Dr. Judah Folkman, a groundbreaking cancer researcher, died at the age of 74.
Folkman, the son of a rabbi, collapsed and died of an apparent heart attack at Denver International Airport while changing planes on the way to a medical conference in Canada.
A Harvard University professor and director of the vascular biology program at Children’s Hospital Boston, Folkman found a revolutionary new way of fighting cancer by cutting off the blood supply to tumors. Several successful cancer drugs are based on his approach.
The New York Times reported that Foxman, a Cleveland native, at about the age of 7 began visiting hospital patients with his father. The visits led Folkman to tell his father that he would rather be a doctor than a rabbi.
“So,” his father replied, “you can be a rabbi-like doctor.”
Folkman showed in 1998 that two drugs he developed to block blood flow to tumors killed cancer in mice, but other scientists could not duplicate his results. Improved versions of his drugs eventually did go on the market, but they were developed by other scientists.

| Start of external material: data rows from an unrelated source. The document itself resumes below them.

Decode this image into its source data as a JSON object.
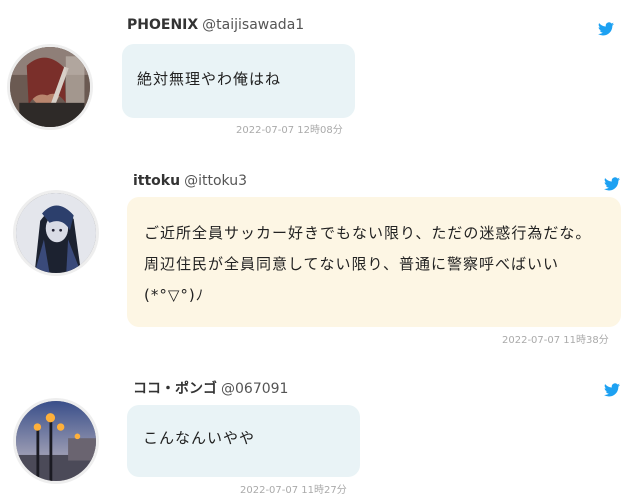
{
  "tweets": [
    {
      "name": "PHOENIX",
      "handle": "@taijisawada1",
      "text": "絶対無理やわ俺はね",
      "timestamp": "2022-07-07 12時08分",
      "bubble_color": "#e9f3f6",
      "avatar_icon": "user-avatar-guitarist"
    },
    {
      "name": "ittoku",
      "handle": "@ittoku3",
      "text": "ご近所全員サッカー好きでもない限り、ただの迷惑行為だな。周辺住民が全員同意してない限り、普通に警察呼べばいい(*°▽°)ﾉ",
      "timestamp": "2022-07-07 11時38分",
      "bubble_color": "#fdf6e4",
      "avatar_icon": "user-avatar-anime-character"
    },
    {
      "name": "ココ・ポンゴ",
      "handle": "@067091",
      "text": "こんなんいやや",
      "timestamp": "2022-07-07 11時27分",
      "bubble_color": "#e9f3f6",
      "avatar_icon": "user-avatar-street-lamps"
    }
  ],
  "colors": {
    "twitter_blue": "#1da1f2"
  }
}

Experts said those drugs might not exist but for Folkman’s work.